A step by step guide on using a Pathing X Report in Tableau
- Using Pathing X to Understand Visitation Trends
- About the Author
Common Uses for a Pathing X Report
The Pathing X report is a powerful tool that can tell you about where a visitor to your location goes to before or after visiting. It can also be useful for determining what roads visitors are taking to get to a location. This guide will walk you through a few scenarios where Tableau can be used to give you powerful insights with this data.
Visualizing Path To and From Study Location
Tableau can be used to visualize the paths that visitors take to and from your study location. Be sure to have the spatial file of your study polygon handy for this tutorial.
Load both the Pathing X Report as a Text data source, and the spatial file (typically a GeoJSON) into your active Tableau workbook. These two datasets need to be added in as a cross-database join before working with the data. To do that, first load in the Pathing X report as a new datasource. Then select the add option in the top right corner
Find and select your spatial file, and then join the datasets on a common key. If the spatial file came from the Polygon Collection Builder tool within Vista, then the join key is simply:
Study Polygon = Id

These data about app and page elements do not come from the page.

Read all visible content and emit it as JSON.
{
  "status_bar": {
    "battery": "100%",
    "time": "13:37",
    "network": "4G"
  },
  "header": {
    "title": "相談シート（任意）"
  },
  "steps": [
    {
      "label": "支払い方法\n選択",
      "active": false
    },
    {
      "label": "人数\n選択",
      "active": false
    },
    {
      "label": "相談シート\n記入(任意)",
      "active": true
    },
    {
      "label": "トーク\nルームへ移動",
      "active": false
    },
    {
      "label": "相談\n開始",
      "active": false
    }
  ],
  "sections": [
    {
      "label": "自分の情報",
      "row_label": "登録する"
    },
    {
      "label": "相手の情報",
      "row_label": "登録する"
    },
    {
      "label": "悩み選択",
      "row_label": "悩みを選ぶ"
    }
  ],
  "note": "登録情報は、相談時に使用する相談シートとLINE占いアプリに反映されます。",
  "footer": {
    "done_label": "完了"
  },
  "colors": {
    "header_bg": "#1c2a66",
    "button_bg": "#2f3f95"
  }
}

From here, start a new worksheet and be sure to uncheck the Aggregate Measures option by clicking on Analysis in the menu bar and then deselect the Aggregate Measures option.
First double click the Geometry measure, which will bring it onto the worksheet canvas. This will populate the workbook with the study location.

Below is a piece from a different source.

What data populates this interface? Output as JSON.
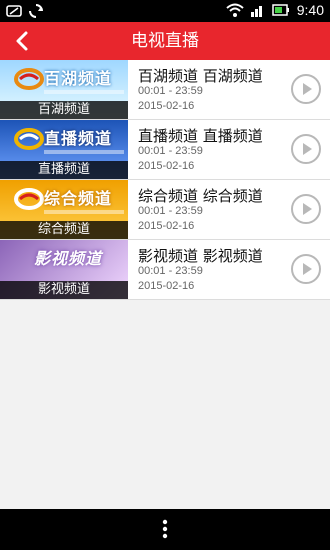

From here, ctrl-click (or Command+click on Mac) on the Latitude (generated) pill in the Rows window and drag it to the right to add another Latitude (generated) pill.
Then right click that second pill and select the Dual Axis Option
Doing so will add an additional drop down menu on the Marks card. Click on the middle drop down menu and replace the Geometry detail object in the card with the Lat of Observation Point and Lon of Observation Point measures.
The visualization should be covered in points now, which can be adjusted in color, opacity, and size. The visualization can be fully customized from this point, with changes to the background maps or custom filters to sort your data. This is just one way of using the data in a visually striking manner to gather powerful insights about your study location.
Using Pathing X to Understand Visitation Trends
The Pathing X report can also be used to understand where visitors travel to before or after visiting your study location.
In order to follow along with this part of the tutorial, your Pathing X Report must be a Pathing X Report with Context. This dataset contains additional columns that contextualize any Pathing X Report lat-lon points which fall into any of the polygons contained in the Near Polygon Library.
To start, load in your Pathing X Report into Tableau as a Text data source. You should be brought to the Data Source page.
Make note of the data schema, we're mostly interested in the Polygon Name and Time Before Appearance columns. These will help determine where a visitor went to before or after visiting the study location. Create a new worksheet and begin by creating a new Calculated Field from the Hashed Device ID Dimension to get the number of Unique Devices.
Once this is done, lets also create a Hierarchy by dragging Polygon Name in the Dimensions shelf on top of Category. Finally we will create another Calculated Field named Before or After using the Time before appearance in polygon Measure. These will allow us to filter and visualize our data down the road.
Now that some of the groundwork has been done, lets begin by adding Unique Devices to the Columns shelf and Category to the Rows shelf.
You will notice that the two top categories are your study location and Null. The null values exist because the Pathing X report is not able to contextualize points that are not located within an UM polygon. The points that are located within the study polygon have a Time before appearance in polygon of 0, meaning that they are in there during their visit. This information doesn't really answer the question of where people are visiting before or after their visit so we will go ahead and filter those values out by selecting them on the visualization and selecting Exclude on the tool tip window.
Once this is done, then we can also add the Before or After dimension as a filter that we can use to determine whether people visit the location before or after visiting the study polygon. From here you can drill down further into your data, customize colors, or even add more filters to get the insights that you need from your data. Get creative and happy exploring!
For more information on Pathing X Reports please reference this page: Pathing Reports
Insights provided by Near in this study are aggregated and de-identified, not tied to any single device or individual. Near adheres to GDPR and CCPA and has been certified for privacy compliance by Verasafe, an independent third party.
About the Author
Raul is Near's in-house Tableau and ESRI expert with background in microbiology. He is passionate about using science and art to craft stories that excite and inspire, and wants to help you do the same.